Exercise inputs =
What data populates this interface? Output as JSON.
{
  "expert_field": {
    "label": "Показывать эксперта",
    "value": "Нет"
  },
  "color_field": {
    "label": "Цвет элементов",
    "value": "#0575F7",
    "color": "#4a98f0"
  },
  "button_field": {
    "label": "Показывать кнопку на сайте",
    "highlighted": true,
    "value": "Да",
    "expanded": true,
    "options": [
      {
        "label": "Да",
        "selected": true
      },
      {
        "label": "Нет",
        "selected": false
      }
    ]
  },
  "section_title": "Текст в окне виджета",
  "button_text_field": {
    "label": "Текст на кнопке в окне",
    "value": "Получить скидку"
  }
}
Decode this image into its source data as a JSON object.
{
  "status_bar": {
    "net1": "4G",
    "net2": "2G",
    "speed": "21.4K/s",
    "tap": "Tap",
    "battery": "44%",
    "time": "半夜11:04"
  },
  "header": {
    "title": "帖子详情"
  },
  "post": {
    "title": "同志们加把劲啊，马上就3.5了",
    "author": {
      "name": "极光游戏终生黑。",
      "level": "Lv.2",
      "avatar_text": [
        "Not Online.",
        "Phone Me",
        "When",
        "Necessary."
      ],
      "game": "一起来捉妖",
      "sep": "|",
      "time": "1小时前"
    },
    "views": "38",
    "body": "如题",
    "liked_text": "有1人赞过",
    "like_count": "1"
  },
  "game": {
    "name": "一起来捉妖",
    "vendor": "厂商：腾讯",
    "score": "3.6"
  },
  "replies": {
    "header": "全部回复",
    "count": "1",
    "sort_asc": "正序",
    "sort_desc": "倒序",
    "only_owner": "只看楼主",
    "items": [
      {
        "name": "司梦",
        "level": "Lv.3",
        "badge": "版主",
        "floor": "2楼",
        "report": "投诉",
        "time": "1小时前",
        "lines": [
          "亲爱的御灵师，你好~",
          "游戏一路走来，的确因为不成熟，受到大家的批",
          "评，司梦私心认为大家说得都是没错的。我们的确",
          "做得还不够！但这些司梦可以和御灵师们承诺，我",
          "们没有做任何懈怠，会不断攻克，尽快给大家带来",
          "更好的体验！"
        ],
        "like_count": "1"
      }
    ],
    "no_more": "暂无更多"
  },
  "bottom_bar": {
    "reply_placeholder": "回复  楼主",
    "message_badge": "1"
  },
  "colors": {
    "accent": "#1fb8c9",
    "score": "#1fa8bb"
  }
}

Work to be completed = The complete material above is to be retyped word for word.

Result for this task =
What data populates this interface? Output as JSON.
{
  "expert_field": {
    "label": "Показывать эксперта",
    "value": "Нет"
  },
  "color_field": {
    "label": "Цвет элементов",
    "value": "#0575F7",
    "color": "#4a98f0"
  },
  "button_field": {
    "label": "Показывать кнопку на сайте",
    "highlighted": true,
    "value": "Да",
    "expanded": true,
    "options": [
      {
        "label": "Да",
        "selected": true
      },
      {
        "label": "Нет",
        "selected": false
      }
    ]
  },
  "section_title": "Текст в окне виджета",
  "button_text_field": {
    "label": "Текст на кнопке в окне",
    "value": "Получить скидку"
  }
}
Decode this image into its source data as a JSON object.
{
  "status_bar": {
    "net1": "4G",
    "net2": "2G",
    "speed": "21.4K/s",
    "tap": "Tap",
    "battery": "44%",
    "time": "半夜11:04"
  },
  "header": {
    "title": "帖子详情"
  },
  "post": {
    "title": "同志们加把劲啊，马上就3.5了",
    "author": {
      "name": "极光游戏终生黑。",
      "level": "Lv.2",
      "avatar_text": [
        "Not Online.",
        "Phone Me",
        "When",
        "Necessary."
      ],
      "game": "一起来捉妖",
      "sep": "|",
      "time": "1小时前"
    },
    "views": "38",
    "body": "如题",
    "liked_text": "有1人赞过",
    "like_count": "1"
  },
  "game": {
    "name": "一起来捉妖",
    "vendor": "厂商：腾讯",
    "score": "3.6"
  },
  "replies": {
    "header": "全部回复",
    "count": "1",
    "sort_asc": "正序",
    "sort_desc": "倒序",
    "only_owner": "只看楼主",
    "items": [
      {
        "name": "司梦",
        "level": "Lv.3",
        "badge": "版主",
        "floor": "2楼",
        "report": "投诉",
        "time": "1小时前",
        "lines": [
          "亲爱的御灵师，你好~",
          "游戏一路走来，的确因为不成熟，受到大家的批",
          "评，司梦私心认为大家说得都是没错的。我们的确",
          "做得还不够！但这些司梦可以和御灵师们承诺，我",
          "们没有做任何懈怠，会不断攻克，尽快给大家带来",
          "更好的体验！"
        ],
        "like_count": "1"
      }
    ],
    "no_more": "暂无更多"
  },
  "bottom_bar": {
    "reply_placeholder": "回复  楼主",
    "message_badge": "1"
  },
  "colors": {
    "accent": "#1fb8c9",
    "score": "#1fa8bb"
  }
}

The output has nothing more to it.